Assigned task: Each entry is to be output as written, so that none is missing.
☆ ☆ ☆
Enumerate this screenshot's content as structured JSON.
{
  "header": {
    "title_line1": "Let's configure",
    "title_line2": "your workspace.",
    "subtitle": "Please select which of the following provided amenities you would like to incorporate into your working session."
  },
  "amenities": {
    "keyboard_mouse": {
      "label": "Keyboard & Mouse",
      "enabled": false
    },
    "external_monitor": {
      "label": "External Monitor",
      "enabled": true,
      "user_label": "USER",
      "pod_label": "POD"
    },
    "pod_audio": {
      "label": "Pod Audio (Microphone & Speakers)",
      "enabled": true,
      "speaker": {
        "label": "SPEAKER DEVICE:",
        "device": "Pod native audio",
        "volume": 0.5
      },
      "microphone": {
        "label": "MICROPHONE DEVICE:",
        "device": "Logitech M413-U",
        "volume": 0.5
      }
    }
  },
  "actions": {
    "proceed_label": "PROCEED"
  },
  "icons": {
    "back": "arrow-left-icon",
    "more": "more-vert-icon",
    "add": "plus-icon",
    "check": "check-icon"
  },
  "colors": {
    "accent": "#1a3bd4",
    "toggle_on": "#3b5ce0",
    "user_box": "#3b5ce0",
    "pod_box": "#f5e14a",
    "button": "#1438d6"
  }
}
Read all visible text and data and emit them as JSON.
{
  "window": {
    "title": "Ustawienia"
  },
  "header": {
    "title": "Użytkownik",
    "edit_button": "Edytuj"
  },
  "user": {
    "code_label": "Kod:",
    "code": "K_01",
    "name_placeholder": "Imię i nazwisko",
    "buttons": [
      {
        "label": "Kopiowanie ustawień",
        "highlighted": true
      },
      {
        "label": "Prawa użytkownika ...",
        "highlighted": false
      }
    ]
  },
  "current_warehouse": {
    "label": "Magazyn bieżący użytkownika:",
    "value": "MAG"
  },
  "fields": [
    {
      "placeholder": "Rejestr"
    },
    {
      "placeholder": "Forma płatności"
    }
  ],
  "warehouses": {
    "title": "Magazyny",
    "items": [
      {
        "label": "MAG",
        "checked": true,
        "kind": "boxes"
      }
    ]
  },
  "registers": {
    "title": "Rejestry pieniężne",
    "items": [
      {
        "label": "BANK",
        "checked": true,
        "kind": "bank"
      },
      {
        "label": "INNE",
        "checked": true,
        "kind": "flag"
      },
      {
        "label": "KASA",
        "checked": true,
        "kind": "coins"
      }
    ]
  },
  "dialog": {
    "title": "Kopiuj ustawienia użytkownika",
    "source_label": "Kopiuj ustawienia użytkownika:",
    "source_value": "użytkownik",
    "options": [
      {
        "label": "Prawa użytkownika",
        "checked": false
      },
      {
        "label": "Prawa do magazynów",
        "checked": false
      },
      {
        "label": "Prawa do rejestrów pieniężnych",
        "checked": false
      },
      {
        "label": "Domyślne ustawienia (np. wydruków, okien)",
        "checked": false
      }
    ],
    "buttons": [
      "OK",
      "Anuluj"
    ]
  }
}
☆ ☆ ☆
Result for this exercise:
Enumerate this screenshot's content as structured JSON.
{
  "header": {
    "title_line1": "Let's configure",
    "title_line2": "your workspace.",
    "subtitle": "Please select which of the following provided amenities you would like to incorporate into your working session."
  },
  "amenities": {
    "keyboard_mouse": {
      "label": "Keyboard & Mouse",
      "enabled": false
    },
    "external_monitor": {
      "label": "External Monitor",
      "enabled": true,
      "user_label": "USER",
      "pod_label": "POD"
    },
    "pod_audio": {
      "label": "Pod Audio (Microphone & Speakers)",
      "enabled": true,
      "speaker": {
        "label": "SPEAKER DEVICE:",
        "device": "Pod native audio",
        "volume": 0.5
      },
      "microphone": {
        "label": "MICROPHONE DEVICE:",
        "device": "Logitech M413-U",
        "volume": 0.5
      }
    }
  },
  "actions": {
    "proceed_label": "PROCEED"
  },
  "icons": {
    "back": "arrow-left-icon",
    "more": "more-vert-icon",
    "add": "plus-icon",
    "check": "check-icon"
  },
  "colors": {
    "accent": "#1a3bd4",
    "toggle_on": "#3b5ce0",
    "user_box": "#3b5ce0",
    "pod_box": "#f5e14a",
    "button": "#1438d6"
  }
}
Read all visible text and data and emit them as JSON.
{
  "window": {
    "title": "Ustawienia"
  },
  "header": {
    "title": "Użytkownik",
    "edit_button": "Edytuj"
  },
  "user": {
    "code_label": "Kod:",
    "code": "K_01",
    "name_placeholder": "Imię i nazwisko",
    "buttons": [
      {
        "label": "Kopiowanie ustawień",
        "highlighted": true
      },
      {
        "label": "Prawa użytkownika ...",
        "highlighted": false
      }
    ]
  },
  "current_warehouse": {
    "label": "Magazyn bieżący użytkownika:",
    "value": "MAG"
  },
  "fields": [
    {
      "placeholder": "Rejestr"
    },
    {
      "placeholder": "Forma płatności"
    }
  ],
  "warehouses": {
    "title": "Magazyny",
    "items": [
      {
        "label": "MAG",
        "checked": true,
        "kind": "boxes"
      }
    ]
  },
  "registers": {
    "title": "Rejestry pieniężne",
    "items": [
      {
        "label": "BANK",
        "checked": true,
        "kind": "bank"
      },
      {
        "label": "INNE",
        "checked": true,
        "kind": "flag"
      },
      {
        "label": "KASA",
        "checked": true,
        "kind": "coins"
      }
    ]
  },
  "dialog": {
    "title": "Kopiuj ustawienia użytkownika",
    "source_label": "Kopiuj ustawienia użytkownika:",
    "source_value": "użytkownik",
    "options": [
      {
        "label": "Prawa użytkownika",
        "checked": false
      },
      {
        "label": "Prawa do magazynów",
        "checked": false
      },
      {
        "label": "Prawa do rejestrów pieniężnych",
        "checked": false
      },
      {
        "label": "Domyślne ustawienia (np. wydruków, okien)",
        "checked": false
      }
    ],
    "buttons": [
      "OK",
      "Anuluj"
    ]
  }
}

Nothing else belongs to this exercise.